I don’t know if Steve is finding it difficult to sleep at the moment or something, but the amount of music he’s putting out is almost superhuman. If you want something gritty, northern and real have a look at the spoken word project he’s been doing with Russ Litten.

You can buy Porkbag from Bandcamp, three tracks from Hull for only £2. Get it here. Keep him happy and in business.

<p><a href=”https://vimeo.com/189240641″>Cobby &amp; Porky – Porkbag</a> from <a href=”https://vimeo.com/user14340661″>Steve Cobby</a> on <a href=”https://vimeo.com”>Vimeo</a&gt;.</p>


Kino 3000

This is my 3000th post. I noticed the other day I was bearing down on this number. I should probably get out more and do things away from the computer but this blogging lark is a bit compulsive I have found.

We’re in Sheffield today, there last night as well actually, for a friend’s birthday- food, drinking and dancing was the promise. I like Sheffield and always feel like if I had to live somewhere else Sheffield would be near the top of the list- its got a good feel, defiantly northern, lots going on, some nice parts centrally and in the suburbs and the Peaks on the doorstep. A bucketful of musical history too, which Cabaret Voltaire are a fundamental part of. Formed in 1973 (1973!), pioneers of industrial, experimental and post-punk they shifted into synth based and dance influenced stuff in the 80s. Some of it hasn’t dated that well, especially compared to some of their contemporaries, but they were always innovative and interesting. Cabaret man Stephen Mallinder has recently done a cover of Trans Europe Express with Steve Cobby which was posted at Acid Ted. This song, Kino from 1985, is a favourite and could still rock a dancefloor.

Kino (12″ mix)

First Love…

I found this on Twitter the other night, a list of books by Ian McEwan from the front of an Ian McEwan novel that reads like a poem in its own right.
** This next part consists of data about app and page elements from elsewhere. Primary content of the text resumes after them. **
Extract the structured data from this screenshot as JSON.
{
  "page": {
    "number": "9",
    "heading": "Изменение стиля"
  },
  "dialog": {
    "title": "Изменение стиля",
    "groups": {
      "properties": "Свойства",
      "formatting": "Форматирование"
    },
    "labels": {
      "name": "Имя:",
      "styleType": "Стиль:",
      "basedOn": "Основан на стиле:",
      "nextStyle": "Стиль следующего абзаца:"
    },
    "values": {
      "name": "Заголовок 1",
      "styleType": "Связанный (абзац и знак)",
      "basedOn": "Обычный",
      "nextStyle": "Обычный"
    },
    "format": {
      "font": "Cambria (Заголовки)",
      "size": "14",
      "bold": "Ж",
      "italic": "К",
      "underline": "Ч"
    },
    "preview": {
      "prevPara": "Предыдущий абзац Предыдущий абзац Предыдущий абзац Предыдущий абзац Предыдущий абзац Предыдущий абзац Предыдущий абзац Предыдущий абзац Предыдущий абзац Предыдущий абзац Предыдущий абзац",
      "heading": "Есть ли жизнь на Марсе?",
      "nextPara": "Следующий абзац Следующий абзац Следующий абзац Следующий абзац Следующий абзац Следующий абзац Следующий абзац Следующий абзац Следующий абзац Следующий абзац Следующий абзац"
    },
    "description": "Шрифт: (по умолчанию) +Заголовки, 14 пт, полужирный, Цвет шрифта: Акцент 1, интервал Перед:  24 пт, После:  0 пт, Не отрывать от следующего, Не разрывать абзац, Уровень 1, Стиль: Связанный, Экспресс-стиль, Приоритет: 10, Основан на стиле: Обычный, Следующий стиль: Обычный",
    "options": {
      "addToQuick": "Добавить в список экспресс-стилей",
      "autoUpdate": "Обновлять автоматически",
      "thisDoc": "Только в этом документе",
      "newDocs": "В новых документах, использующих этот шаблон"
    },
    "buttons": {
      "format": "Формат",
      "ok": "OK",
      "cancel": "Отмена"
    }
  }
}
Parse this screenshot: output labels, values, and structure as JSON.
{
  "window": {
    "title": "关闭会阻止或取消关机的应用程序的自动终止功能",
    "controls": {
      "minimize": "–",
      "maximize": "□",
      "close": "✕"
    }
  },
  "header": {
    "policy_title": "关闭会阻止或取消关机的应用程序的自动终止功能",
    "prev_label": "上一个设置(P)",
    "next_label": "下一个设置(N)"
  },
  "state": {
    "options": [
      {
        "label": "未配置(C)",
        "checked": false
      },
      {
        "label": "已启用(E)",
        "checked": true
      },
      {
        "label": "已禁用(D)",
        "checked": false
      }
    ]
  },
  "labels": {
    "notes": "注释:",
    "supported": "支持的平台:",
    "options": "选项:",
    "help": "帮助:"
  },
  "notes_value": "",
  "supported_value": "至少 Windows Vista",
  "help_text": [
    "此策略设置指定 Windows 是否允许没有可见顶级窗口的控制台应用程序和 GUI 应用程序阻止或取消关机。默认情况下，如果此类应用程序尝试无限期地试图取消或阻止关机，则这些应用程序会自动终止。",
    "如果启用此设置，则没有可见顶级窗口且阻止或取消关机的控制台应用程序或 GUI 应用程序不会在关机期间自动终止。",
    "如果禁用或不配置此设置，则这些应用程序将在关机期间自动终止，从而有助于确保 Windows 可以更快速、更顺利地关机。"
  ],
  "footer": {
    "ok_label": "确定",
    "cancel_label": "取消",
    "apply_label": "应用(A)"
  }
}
Accidental poetry.

Not really connected at all but the pick of Steve Cobby’s 2015 Everliving album for me was Teleseme, a gorgeous, building, string laden tune that sent the listener ever upwards. Last July a remix by Hallo Halo was released which oriented it towards the dancefloor with a hypnotic, springy bassline. Hallo Halo are the legendary Jon da Silva and Jonas Nilsson. Eight minutes of fun.